That means if you have common library code you wanted to share between your HTTP and non-HTTP ASP.NET Core apps, you can't use any of the abstractions found in the hosting abstraction libraries. If you _do_ need to use them, you're left copy-pasting code ☹.

Another example of the issue I found is for third-party libraries that are used for configuration, logging, or DI, and that have a dependency on the hosting abstractions.

For example, I commonly use the excellent Serilog library to add logging to my ASP.NET Core apps. The Serilog.AspNetCore library makes it very easy to add an existing Serilog configuration to your app, with a call to UseSerilog() when configuring your WebHostBuilder:
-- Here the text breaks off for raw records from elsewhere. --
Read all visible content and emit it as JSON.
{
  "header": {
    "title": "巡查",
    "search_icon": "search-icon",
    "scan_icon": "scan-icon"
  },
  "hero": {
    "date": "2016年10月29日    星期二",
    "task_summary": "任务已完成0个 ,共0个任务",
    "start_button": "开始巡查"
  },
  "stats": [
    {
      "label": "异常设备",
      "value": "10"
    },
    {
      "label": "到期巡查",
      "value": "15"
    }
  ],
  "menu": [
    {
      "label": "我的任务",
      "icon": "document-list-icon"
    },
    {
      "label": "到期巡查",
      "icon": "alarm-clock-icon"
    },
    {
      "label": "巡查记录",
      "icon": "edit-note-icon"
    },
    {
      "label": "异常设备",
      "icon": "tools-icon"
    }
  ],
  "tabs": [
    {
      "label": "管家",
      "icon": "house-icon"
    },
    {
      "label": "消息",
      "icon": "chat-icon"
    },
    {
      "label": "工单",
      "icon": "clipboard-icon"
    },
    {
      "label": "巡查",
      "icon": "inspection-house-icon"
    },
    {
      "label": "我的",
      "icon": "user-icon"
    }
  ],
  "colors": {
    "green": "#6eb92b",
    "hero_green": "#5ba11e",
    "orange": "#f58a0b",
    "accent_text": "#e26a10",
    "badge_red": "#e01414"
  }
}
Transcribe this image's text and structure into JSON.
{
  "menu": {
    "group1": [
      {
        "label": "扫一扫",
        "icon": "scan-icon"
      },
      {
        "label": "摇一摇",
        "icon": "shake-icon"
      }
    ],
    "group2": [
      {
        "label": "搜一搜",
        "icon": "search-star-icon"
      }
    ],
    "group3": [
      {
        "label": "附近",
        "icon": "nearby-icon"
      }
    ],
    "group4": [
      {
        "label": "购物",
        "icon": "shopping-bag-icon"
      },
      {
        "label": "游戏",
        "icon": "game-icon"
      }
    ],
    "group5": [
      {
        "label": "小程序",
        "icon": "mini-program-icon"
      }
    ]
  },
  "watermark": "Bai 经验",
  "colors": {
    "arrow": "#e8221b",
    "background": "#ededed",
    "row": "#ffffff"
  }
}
public static IWebHostBuilder CreateWebHostBuilder(string[] args) =>
        WebHost.CreateDefaultBuilder(args)
            .UseStartup<Startup>()
            .UseSerilog() // <-- Add this line

Unfortunately, even though the underlying configuration libraries are identical between IWebHostBuilder and IHostBuilder, the UseSerilog() extension method is not available. It's an extension method on IWebHostBuilder not IHostBuilder, which means you can't use the Serilog.AspNetCore library with the generic host.

To get round the issue, I've created a similar library for adding Serilog to generic hosts, called Serilog.Hosting.Extensions that you can find on GitHub. Thanks to everyone in the Serilog project for adopting it officially into the fold, and for making the whole process painless and enjoyable! In my next post I'll cover how to use the library in your generic ASP.NET Core apps.

These problems will basically apply to all code written that depends on the hosting abstractions. The only real way around them is to duplicate the code, and tweak some names and namespaces. It all feels like a missed opportunity to create something cleaner, with an easy upgrade path, and is asking for maintainability issues. As I discussed in the previous section, I'm sure the team have their reasons for the approach taken, but for me, it stings a bit.

Summary

In this post I discussed some of the similarities and differences between the hosting abstractions used in the HTTP ASP.NET Core apps and the non-HTTP generic host. Many of the APIs are similar, but the main hosting abstractions exist in different libraries and namespaces, and aren't iteroperable. That means that code written for one set of abstractions can't be used with the other. Unfortunately, that means there's likely going to be duplicate code required if you want to share behaviour between HTTP and non-HTTP apps.